Photoelectric sensors are available in a variety of housing styles and operating modes. Background suppression, diffuse, retroreflective, and thru-beam are some of the most common modes. Each mode has unique benefits. This blog discusses the benefits of using thru-beam mode photoelectric sensors.
Long sensing distances
Thru-beam photoelectric sensors have much longer sensing ranges than sensors utilizing other modes. This long range is possible because thru-beam sensors use separate housings for the receiver and the emitter. The emitter sends out the light and the receiver receives the light. When the light beam is broken, the receiver will no longer receive the light, and the output will be triggered. Pepperl+Fuchs Series 61 photoelectric sensors, utilizing thru-beam mode, have 15x the range as the Series 61 utilizing diffuse mode.

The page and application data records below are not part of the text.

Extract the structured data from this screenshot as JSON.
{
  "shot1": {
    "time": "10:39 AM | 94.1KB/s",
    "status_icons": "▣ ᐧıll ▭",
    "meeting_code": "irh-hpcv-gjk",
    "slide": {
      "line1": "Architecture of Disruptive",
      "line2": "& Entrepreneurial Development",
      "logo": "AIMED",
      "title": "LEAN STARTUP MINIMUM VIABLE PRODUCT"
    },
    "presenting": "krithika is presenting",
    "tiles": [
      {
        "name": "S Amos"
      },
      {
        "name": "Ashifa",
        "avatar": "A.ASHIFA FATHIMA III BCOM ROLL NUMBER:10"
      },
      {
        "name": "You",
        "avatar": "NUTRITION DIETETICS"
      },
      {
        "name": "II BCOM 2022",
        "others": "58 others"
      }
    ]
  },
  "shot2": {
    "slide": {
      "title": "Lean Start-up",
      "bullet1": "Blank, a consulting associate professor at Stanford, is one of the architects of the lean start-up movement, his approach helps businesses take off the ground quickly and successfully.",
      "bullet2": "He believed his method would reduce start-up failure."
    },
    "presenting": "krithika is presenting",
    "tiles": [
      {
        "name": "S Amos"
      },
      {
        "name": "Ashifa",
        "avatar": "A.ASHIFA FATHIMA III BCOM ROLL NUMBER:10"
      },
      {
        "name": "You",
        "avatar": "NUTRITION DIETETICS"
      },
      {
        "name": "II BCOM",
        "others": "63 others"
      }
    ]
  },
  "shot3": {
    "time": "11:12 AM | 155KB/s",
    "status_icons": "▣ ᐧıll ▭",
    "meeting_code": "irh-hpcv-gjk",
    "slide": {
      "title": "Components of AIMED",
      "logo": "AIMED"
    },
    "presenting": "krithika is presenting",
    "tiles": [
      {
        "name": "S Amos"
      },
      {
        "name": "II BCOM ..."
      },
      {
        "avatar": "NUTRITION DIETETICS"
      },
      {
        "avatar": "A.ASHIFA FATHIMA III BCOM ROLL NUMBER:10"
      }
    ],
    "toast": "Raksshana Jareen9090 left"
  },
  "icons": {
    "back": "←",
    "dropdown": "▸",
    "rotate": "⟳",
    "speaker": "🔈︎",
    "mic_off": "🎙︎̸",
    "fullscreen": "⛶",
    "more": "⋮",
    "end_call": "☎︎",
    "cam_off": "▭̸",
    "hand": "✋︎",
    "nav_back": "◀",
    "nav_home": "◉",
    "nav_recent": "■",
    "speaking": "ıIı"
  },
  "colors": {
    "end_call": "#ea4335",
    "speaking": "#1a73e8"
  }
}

Sensing reflective objects
Thru-beam photoelectric sensors can reliably sense reflective objects, a task where nonpolarized retroreflective sensors can fall short. Retroreflective sensors use a reflector to bounce the light back to the receiver. This allows the light emitter and receiver to be contained in the same housing. When sensing a reflective object, the object itself may reflect light into the receiver. Polarized retroreflective sensors can be used to combat this issue, but thru-beam sensors avoid this issue entirely by having the emitter and the receiver in separate housings.
Accurate parts counting
Thru-beam sensors are the most reliable sensing mode for accurate parts counting. The well-defined beam and precision enable accurate parts counting, as long as the parts are large enough to cover the entire beam. And since the sensor is not impaired by reflective objects or backgrounds, it is highly reliable.
Sensing through smoke, mist, and dust
Thru-beam sensors have high gain, and this gives them the ability to optically “burn through” smoke, mist, and dust, allowing them to be used in dirtier environments. More gain means more reliable performance, and cleaning is required less often. Photoelectric sensors using alternate modes have less gain. If there is not enough gain, then the light may be lost in the smoke, mist, or dust and never reach the receiver. Therefore, most other photoelectric modes are not suitable for dirty environments. If used, they would require more maintenance and regular cleaning.
Sensing through containers
The thru-beam's high gain can be used to burn through clear, translucent, or transparent containers. This technique can be used to detect the contents of a container.
Let's sum it up!
Thru-beam photoelectric sensors are a great choice for long range and high reliability. They are offered in a variety of housing styles and are available with fiber optic cable for high-temperature applications.